─── EXTRACTED RECORDS ───

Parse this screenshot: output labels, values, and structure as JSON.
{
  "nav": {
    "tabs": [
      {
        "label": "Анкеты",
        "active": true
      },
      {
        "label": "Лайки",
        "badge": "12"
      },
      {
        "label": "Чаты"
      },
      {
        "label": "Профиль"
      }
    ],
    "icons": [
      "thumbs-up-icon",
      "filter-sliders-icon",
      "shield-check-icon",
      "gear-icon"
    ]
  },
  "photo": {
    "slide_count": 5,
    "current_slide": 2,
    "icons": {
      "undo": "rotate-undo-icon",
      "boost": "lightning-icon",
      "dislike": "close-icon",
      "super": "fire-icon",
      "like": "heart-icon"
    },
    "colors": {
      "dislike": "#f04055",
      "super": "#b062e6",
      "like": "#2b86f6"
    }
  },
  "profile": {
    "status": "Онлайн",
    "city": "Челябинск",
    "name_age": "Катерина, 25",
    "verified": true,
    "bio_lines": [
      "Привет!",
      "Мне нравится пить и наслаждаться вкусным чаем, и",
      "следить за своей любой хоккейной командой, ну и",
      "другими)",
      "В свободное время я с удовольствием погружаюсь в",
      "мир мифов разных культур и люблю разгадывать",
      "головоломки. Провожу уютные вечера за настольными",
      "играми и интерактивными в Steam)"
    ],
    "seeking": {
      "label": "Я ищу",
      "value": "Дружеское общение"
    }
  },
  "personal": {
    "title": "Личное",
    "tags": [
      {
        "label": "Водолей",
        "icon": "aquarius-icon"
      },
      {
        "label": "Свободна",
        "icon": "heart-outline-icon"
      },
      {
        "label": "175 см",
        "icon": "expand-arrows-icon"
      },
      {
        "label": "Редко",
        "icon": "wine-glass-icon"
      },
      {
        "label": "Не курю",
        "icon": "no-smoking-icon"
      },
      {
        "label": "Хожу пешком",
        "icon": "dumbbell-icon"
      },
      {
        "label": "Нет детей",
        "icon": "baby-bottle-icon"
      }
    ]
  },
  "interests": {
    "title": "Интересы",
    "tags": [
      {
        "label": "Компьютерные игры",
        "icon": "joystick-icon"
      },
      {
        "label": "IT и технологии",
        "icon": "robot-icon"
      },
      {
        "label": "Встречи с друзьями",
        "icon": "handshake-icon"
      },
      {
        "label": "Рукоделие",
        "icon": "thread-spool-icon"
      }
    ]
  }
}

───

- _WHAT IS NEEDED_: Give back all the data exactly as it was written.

- _REPLY_:
Parse this screenshot: output labels, values, and structure as JSON.
{
  "nav": {
    "tabs": [
      {
        "label": "Анкеты",
        "active": true
      },
      {
        "label": "Лайки",
        "badge": "12"
      },
      {
        "label": "Чаты"
      },
      {
        "label": "Профиль"
      }
    ],
    "icons": [
      "thumbs-up-icon",
      "filter-sliders-icon",
      "shield-check-icon",
      "gear-icon"
    ]
  },
  "photo": {
    "slide_count": 5,
    "current_slide": 2,
    "icons": {
      "undo": "rotate-undo-icon",
      "boost": "lightning-icon",
      "dislike": "close-icon",
      "super": "fire-icon",
      "like": "heart-icon"
    },
    "colors": {
      "dislike": "#f04055",
      "super": "#b062e6",
      "like": "#2b86f6"
    }
  },
  "profile": {
    "status": "Онлайн",
    "city": "Челябинск",
    "name_age": "Катерина, 25",
    "verified": true,
    "bio_lines": [
      "Привет!",
      "Мне нравится пить и наслаждаться вкусным чаем, и",
      "следить за своей любой хоккейной командой, ну и",
      "другими)",
      "В свободное время я с удовольствием погружаюсь в",
      "мир мифов разных культур и люблю разгадывать",
      "головоломки. Провожу уютные вечера за настольными",
      "играми и интерактивными в Steam)"
    ],
    "seeking": {
      "label": "Я ищу",
      "value": "Дружеское общение"
    }
  },
  "personal": {
    "title": "Личное",
    "tags": [
      {
        "label": "Водолей",
        "icon": "aquarius-icon"
      },
      {
        "label": "Свободна",
        "icon": "heart-outline-icon"
      },
      {
        "label": "175 см",
        "icon": "expand-arrows-icon"
      },
      {
        "label": "Редко",
        "icon": "wine-glass-icon"
      },
      {
        "label": "Не курю",
        "icon": "no-smoking-icon"
      },
      {
        "label": "Хожу пешком",
        "icon": "dumbbell-icon"
      },
      {
        "label": "Нет детей",
        "icon": "baby-bottle-icon"
      }
    ]
  },
  "interests": {
    "title": "Интересы",
    "tags": [
      {
        "label": "Компьютерные игры",
        "icon": "joystick-icon"
      },
      {
        "label": "IT и технологии",
        "icon": "robot-icon"
      },
      {
        "label": "Встречи с друзьями",
        "icon": "handshake-icon"
      },
      {
        "label": "Рукоделие",
        "icon": "thread-spool-icon"
      }
    ]
  }
}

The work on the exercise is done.